[44]    In my opinion, in this appeal, the Board was required to determine, on the information before it, whether the plaintiff was technically and financially competent to perform the services which are the subject of the Request for Tender and the submissions of counsel for the Attorney-General cannot be sustained. The Board did not do so. The record of the Board, which includes the Memorandum from the Secretary of the Board and the letter to the plaintiff dated 12 September 2013, demonstrates that the Board’s deliberations only involved a consideration of whether the lack of accreditation had been verified on the information before the Board and the explanation for the lack of accreditation. The Memorandum contains no mention of the submission by the plaintiff that, despite its lack of accreditation, the plaintiff was eligible to be accredited. Neither does the letter of 12 September 2013.

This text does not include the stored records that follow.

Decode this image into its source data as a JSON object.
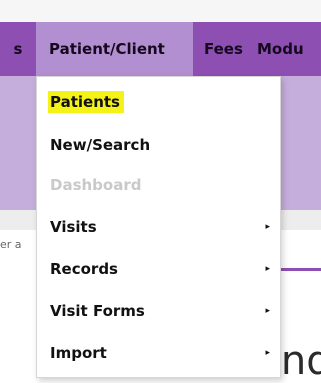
{
  "menubar": {
    "items": [
      {
        "label": "s"
      },
      {
        "label": "Patient/Client"
      },
      {
        "label": "Fees"
      },
      {
        "label": "Modu"
      }
    ]
  },
  "dropdown": {
    "items": [
      {
        "label": "Patients",
        "highlighted": true
      },
      {
        "label": "New/Search"
      },
      {
        "label": "Dashboard",
        "disabled": true
      },
      {
        "label": "Visits",
        "has_submenu": true
      },
      {
        "label": "Records",
        "has_submenu": true
      },
      {
        "label": "Visit Forms",
        "has_submenu": true
      },
      {
        "label": "Import",
        "has_submenu": true
      }
    ],
    "submenu_arrow": "▸"
  },
  "background": {
    "side_label": "er a",
    "heading": "atient Find"
  },
  "colors": {
    "menubar": "#8e4fb3",
    "menubar_active": "#b28fd0",
    "band": "#c6aedc",
    "highlight": "#f5f218",
    "disabled_text": "#c9c9c9"
  }
}
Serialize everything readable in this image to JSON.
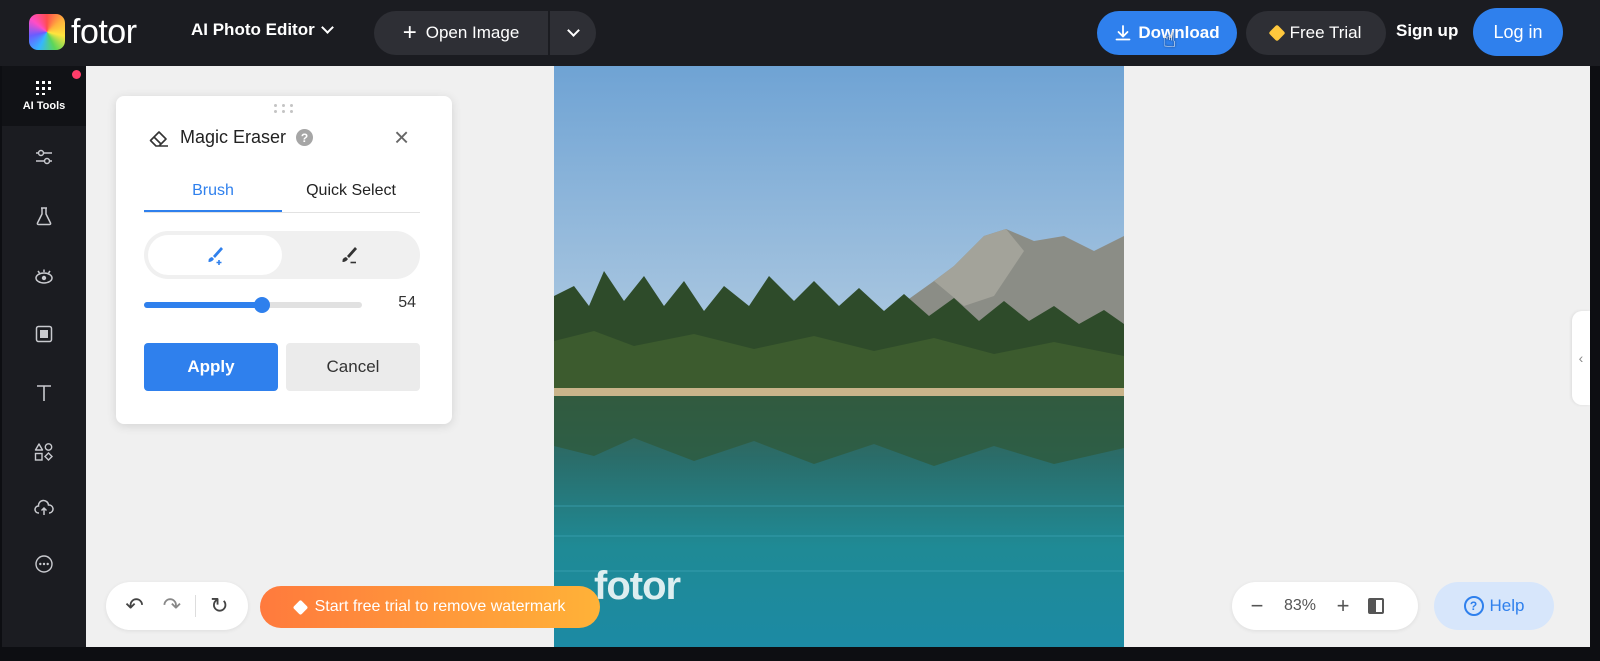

[45]    In the circumstances, the plaintiff has established that there was an error of the kind referred to in Craig v State of South Australia[8] for the reasons set out in pars [35] to [45] above.

Orders

[46]    I make the following orders:

1.   The decision of the Procurement Review Board made on 12 September 2013 disallowing the plaintiff’s appeal is quashed.

2.   The matter is remitted back to the Procurement Review Board and the Board is ordered to consider the plaintiff’s appeal according to law.

[47]    I will hear the parties further as to the question of costs.

 



[1] Kioa v West (1985) 159 CLR 550 at 583-584.

[2] Mobil Oil Australia Pty Ltd v Federal Commissioner of Taxation (1963) 113 CLR 475 at 504.

[3] R v Chairman of Parole Board; Ex Parte Patterson (1986) 43 NTR 13 at 19-20.

[4] Campbelltown City Council v Vegan (2006) 67 NSWLR 372 at 377 and 396; Brandy v Human Rights and Equal Opportunity Commission (1995) 183 CLR 245 at 244.

[5] Public Service Board of New South Wales v Osmond (1986) 159 CLR 656 at 670.

[6] Attorney-General of NSW & Anor v Kennedy Miller Television Pty Ltd (1998) 43 NSWLR 729 at 738.

[7] Craig v State of South Australia (1995) 184 CLR 163 at 179.

[8] (1995) 184 CLR 163 at 179.